# ACTION ITEM
An exact copy of every entry is needed, without the pictures.

Collected data:
• • •

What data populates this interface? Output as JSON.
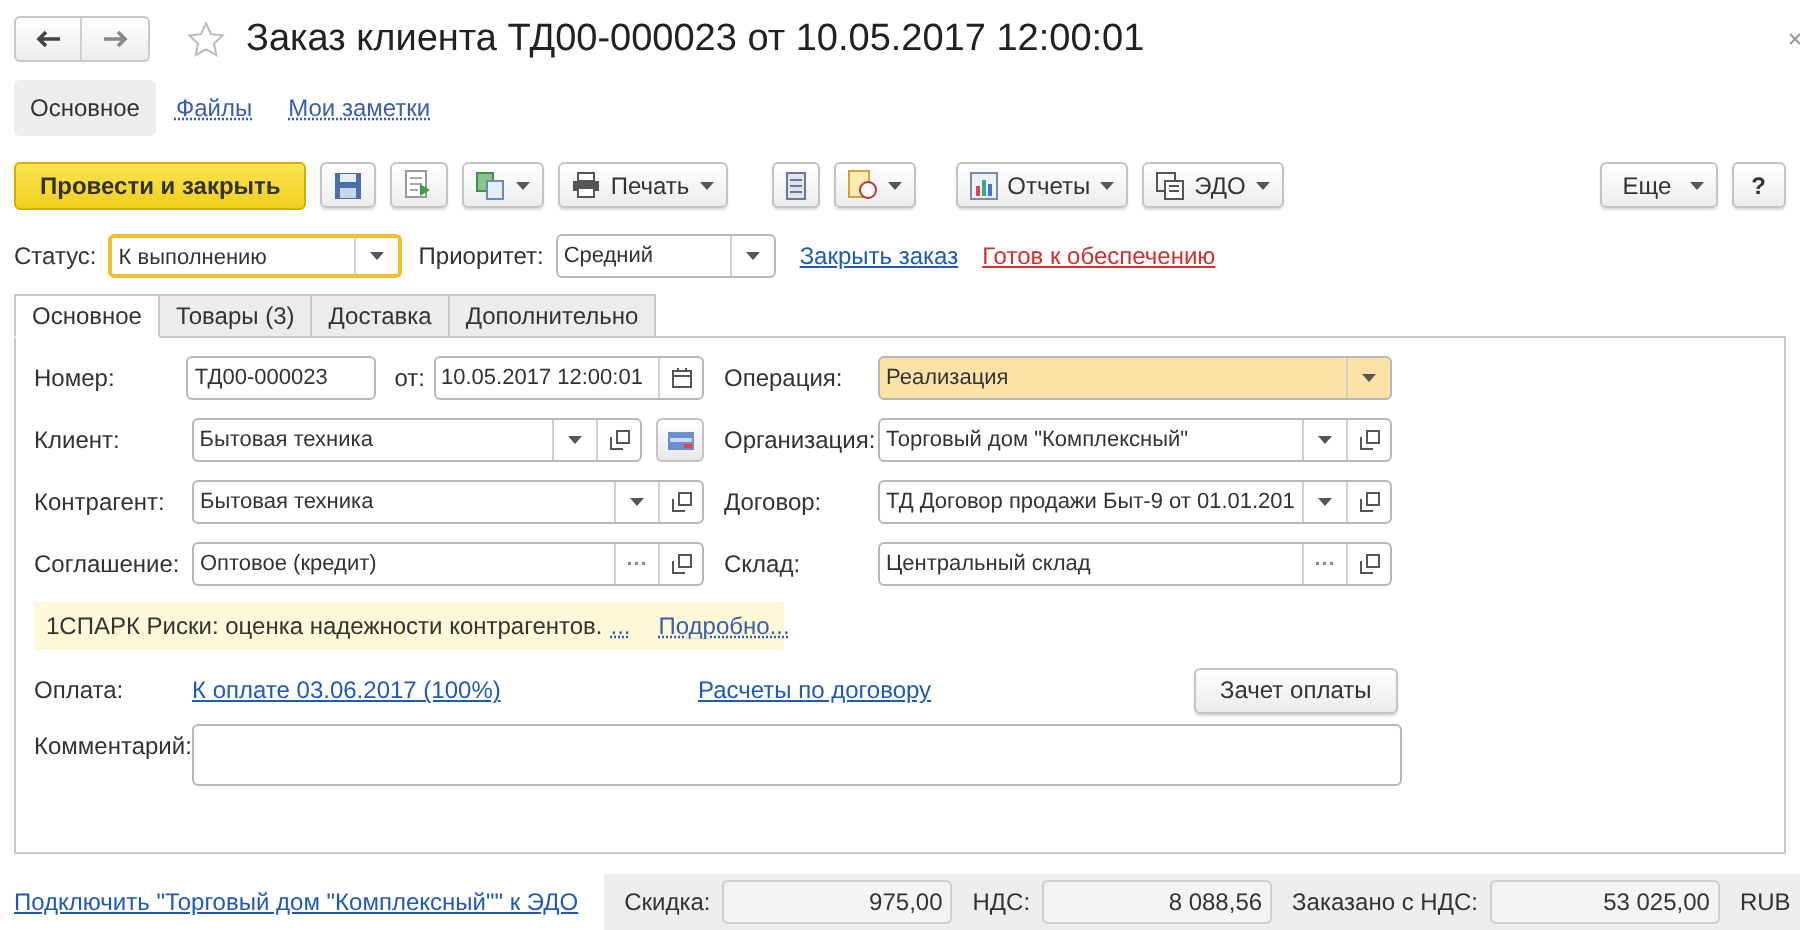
{
  "window": {
    "title": "Заказ клиента ТД00-000023 от 10.05.2017 12:00:01",
    "favorite": false
  },
  "nav_tabs": [
    {
      "label": "Основное",
      "selected": true
    },
    {
      "label": "Файлы",
      "selected": false
    },
    {
      "label": "Мои заметки",
      "selected": false
    }
  ],
  "toolbar": {
    "primary": "Провести и закрыть",
    "print": "Печать",
    "reports": "Отчеты",
    "edo": "ЭДО",
    "more": "Еще",
    "help": "?"
  },
  "status_row": {
    "status_label": "Статус:",
    "status_value": "К выполнению",
    "status_focused": true,
    "priority_label": "Приоритет:",
    "priority_value": "Средний",
    "links": [
      {
        "label": "Закрыть заказ",
        "color": "#1f5bb5"
      },
      {
        "label": "Готов к обеспечению",
        "color": "#d32f2f"
      }
    ]
  },
  "tabs": [
    {
      "label": "Основное",
      "selected": true
    },
    {
      "label": "Товары (3)",
      "selected": false
    },
    {
      "label": "Доставка",
      "selected": false
    },
    {
      "label": "Дополнительно",
      "selected": false
    }
  ],
  "number": {
    "label": "Номер:",
    "value": "ТД00-000023",
    "date_label": "от:",
    "date_value": "10.05.2017 12:00:01"
  },
  "left_fields": [
    {
      "label": "Клиент:",
      "value": "Бытовая техника",
      "dropdown": true,
      "select": false,
      "open": true,
      "extra_button": true
    },
    {
      "label": "Контрагент:",
      "value": "Бытовая техника",
      "dropdown": true,
      "select": false,
      "open": true,
      "extra_button": false
    },
    {
      "label": "Соглашение:",
      "value": "Оптовое (кредит)",
      "dropdown": false,
      "select": true,
      "open": true,
      "extra_button": false
    }
  ],
  "right_fields": [
    {
      "label": "Операция:",
      "value": "Реализация",
      "dropdown": true,
      "select": false,
      "open": false,
      "highlighted": true
    },
    {
      "label": "Организация:",
      "value": "Торговый дом \"Комплексный\"",
      "dropdown": true,
      "select": false,
      "open": true,
      "highlighted": false
    },
    {
      "label": "Договор:",
      "value": "ТД Договор продажи Быт-9 от 01.01.201",
      "dropdown": true,
      "select": false,
      "open": true,
      "highlighted": false
    },
    {
      "label": "Склад:",
      "value": "Центральный склад",
      "dropdown": false,
      "select": true,
      "open": true,
      "highlighted": false
    }
  ],
  "spark": {
    "text": "1СПАРК Риски: оценка надежности контрагентов.",
    "more_dots": "...",
    "link": "Подробно..."
  },
  "payment": {
    "label": "Оплата:",
    "link": "К оплате 03.06.2017 (100%)",
    "contract_link": "Расчеты по договору",
    "button": "Зачет оплаты"
  },
  "comment": {
    "label": "Комментарий:"
  },
  "footer": {
    "edo_link": "Подключить \"Торговый дом \"Комплексный\"\" к ЭДО",
    "totals": [
      {
        "label": "Скидка:",
        "value": "975,00"
      },
      {
        "label": "НДС:",
        "value": "8 088,56"
      },
      {
        "label": "Заказано с НДС:",
        "value": "53 025,00"
      }
    ],
    "currency": "RUB"
  }
}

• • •

# FINISHED EXERCISE
What data populates this interface? Output as JSON.
{
  "window": {
    "title": "Заказ клиента ТД00-000023 от 10.05.2017 12:00:01",
    "favorite": false
  },
  "nav_tabs": [
    {
      "label": "Основное",
      "selected": true
    },
    {
      "label": "Файлы",
      "selected": false
    },
    {
      "label": "Мои заметки",
      "selected": false
    }
  ],
  "toolbar": {
    "primary": "Провести и закрыть",
    "print": "Печать",
    "reports": "Отчеты",
    "edo": "ЭДО",
    "more": "Еще",
    "help": "?"
  },
  "status_row": {
    "status_label": "Статус:",
    "status_value": "К выполнению",
    "status_focused": true,
    "priority_label": "Приоритет:",
    "priority_value": "Средний",
    "links": [
      {
        "label": "Закрыть заказ",
        "color": "#1f5bb5"
      },
      {
        "label": "Готов к обеспечению",
        "color": "#d32f2f"
      }
    ]
  },
  "tabs": [
    {
      "label": "Основное",
      "selected": true
    },
    {
      "label": "Товары (3)",
      "selected": false
    },
    {
      "label": "Доставка",
      "selected": false
    },
    {
      "label": "Дополнительно",
      "selected": false
    }
  ],
  "number": {
    "label": "Номер:",
    "value": "ТД00-000023",
    "date_label": "от:",
    "date_value": "10.05.2017 12:00:01"
  },
  "left_fields": [
    {
      "label": "Клиент:",
      "value": "Бытовая техника",
      "dropdown": true,
      "select": false,
      "open": true,
      "extra_button": true
    },
    {
      "label": "Контрагент:",
      "value": "Бытовая техника",
      "dropdown": true,
      "select": false,
      "open": true,
      "extra_button": false
    },
    {
      "label": "Соглашение:",
      "value": "Оптовое (кредит)",
      "dropdown": false,
      "select": true,
      "open": true,
      "extra_button": false
    }
  ],
  "right_fields": [
    {
      "label": "Операция:",
      "value": "Реализация",
      "dropdown": true,
      "select": false,
      "open": false,
      "highlighted": true
    },
    {
      "label": "Организация:",
      "value": "Торговый дом \"Комплексный\"",
      "dropdown": true,
      "select": false,
      "open": true,
      "highlighted": false
    },
    {
      "label": "Договор:",
      "value": "ТД Договор продажи Быт-9 от 01.01.201",
      "dropdown": true,
      "select": false,
      "open": true,
      "highlighted": false
    },
    {
      "label": "Склад:",
      "value": "Центральный склад",
      "dropdown": false,
      "select": true,
      "open": true,
      "highlighted": false
    }
  ],
  "spark": {
    "text": "1СПАРК Риски: оценка надежности контрагентов.",
    "more_dots": "...",
    "link": "Подробно..."
  },
  "payment": {
    "label": "Оплата:",
    "link": "К оплате 03.06.2017 (100%)",
    "contract_link": "Расчеты по договору",
    "button": "Зачет оплаты"
  },
  "comment": {
    "label": "Комментарий:"
  },
  "footer": {
    "edo_link": "Подключить \"Торговый дом \"Комплексный\"\" к ЭДО",
    "totals": [
      {
        "label": "Скидка:",
        "value": "975,00"
      },
      {
        "label": "НДС:",
        "value": "8 088,56"
      },
      {
        "label": "Заказано с НДС:",
        "value": "53 025,00"
      }
    ],
    "currency": "RUB"
  }
}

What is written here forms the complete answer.